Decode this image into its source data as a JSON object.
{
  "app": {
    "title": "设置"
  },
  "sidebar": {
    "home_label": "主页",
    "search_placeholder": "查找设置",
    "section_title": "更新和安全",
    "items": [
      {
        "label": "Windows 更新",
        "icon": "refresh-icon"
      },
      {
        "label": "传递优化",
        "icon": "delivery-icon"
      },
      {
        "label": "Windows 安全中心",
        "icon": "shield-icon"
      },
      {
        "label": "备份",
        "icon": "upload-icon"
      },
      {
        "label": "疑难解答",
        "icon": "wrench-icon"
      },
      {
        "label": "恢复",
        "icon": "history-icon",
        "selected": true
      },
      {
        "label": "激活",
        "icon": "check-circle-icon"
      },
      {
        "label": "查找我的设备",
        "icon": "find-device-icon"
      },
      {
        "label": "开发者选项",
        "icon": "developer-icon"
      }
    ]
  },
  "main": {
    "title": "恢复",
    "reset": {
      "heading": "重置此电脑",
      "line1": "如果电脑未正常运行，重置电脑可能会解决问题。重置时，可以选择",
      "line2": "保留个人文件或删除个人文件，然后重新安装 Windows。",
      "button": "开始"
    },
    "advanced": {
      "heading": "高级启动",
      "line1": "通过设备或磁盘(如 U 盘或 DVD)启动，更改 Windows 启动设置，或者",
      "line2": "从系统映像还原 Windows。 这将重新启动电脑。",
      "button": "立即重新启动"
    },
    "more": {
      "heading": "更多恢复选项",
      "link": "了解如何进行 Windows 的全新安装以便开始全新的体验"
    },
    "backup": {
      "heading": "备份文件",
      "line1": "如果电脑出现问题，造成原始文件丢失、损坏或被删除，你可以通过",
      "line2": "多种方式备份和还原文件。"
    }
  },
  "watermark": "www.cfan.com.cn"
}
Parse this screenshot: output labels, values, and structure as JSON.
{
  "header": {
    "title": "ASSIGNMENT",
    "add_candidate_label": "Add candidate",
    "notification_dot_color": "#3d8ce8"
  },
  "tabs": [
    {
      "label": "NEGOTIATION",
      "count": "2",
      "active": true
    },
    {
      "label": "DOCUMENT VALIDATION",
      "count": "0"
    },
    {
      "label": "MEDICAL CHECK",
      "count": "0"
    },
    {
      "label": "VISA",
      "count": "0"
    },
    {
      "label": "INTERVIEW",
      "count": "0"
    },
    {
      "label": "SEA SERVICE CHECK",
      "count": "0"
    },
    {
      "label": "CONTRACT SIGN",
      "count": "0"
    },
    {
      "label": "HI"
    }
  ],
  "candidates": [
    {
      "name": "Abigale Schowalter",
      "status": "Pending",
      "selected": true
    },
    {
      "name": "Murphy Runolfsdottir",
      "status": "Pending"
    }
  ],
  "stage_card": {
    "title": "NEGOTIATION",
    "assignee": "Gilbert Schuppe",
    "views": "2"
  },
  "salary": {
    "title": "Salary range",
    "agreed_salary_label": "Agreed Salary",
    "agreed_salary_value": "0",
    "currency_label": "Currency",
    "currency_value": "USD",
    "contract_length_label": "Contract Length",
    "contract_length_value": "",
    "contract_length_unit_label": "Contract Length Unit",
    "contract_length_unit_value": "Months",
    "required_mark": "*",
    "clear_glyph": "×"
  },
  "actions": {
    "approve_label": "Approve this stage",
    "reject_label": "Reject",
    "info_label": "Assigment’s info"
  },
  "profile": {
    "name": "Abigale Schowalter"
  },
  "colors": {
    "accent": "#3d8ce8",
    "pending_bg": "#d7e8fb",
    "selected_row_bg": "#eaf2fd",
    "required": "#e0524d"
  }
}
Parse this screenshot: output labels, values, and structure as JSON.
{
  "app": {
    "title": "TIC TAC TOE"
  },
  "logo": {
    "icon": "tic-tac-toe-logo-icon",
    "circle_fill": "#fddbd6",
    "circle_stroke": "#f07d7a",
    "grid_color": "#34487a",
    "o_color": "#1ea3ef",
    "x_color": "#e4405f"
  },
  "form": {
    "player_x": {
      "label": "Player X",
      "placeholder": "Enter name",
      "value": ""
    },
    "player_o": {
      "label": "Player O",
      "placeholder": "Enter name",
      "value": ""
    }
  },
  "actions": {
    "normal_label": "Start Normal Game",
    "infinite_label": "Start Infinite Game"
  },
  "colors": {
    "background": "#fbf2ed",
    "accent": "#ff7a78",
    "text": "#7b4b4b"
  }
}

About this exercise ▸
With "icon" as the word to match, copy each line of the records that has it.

Result below ▸
        "icon": "refresh-icon"
        "icon": "delivery-icon"
        "icon": "shield-icon"
        "icon": "upload-icon"
        "icon": "wrench-icon"
        "icon": "history-icon",
        "icon": "check-circle-icon"
        "icon": "find-device-icon"
        "icon": "developer-icon"
    "icon": "tic-tac-toe-logo-icon",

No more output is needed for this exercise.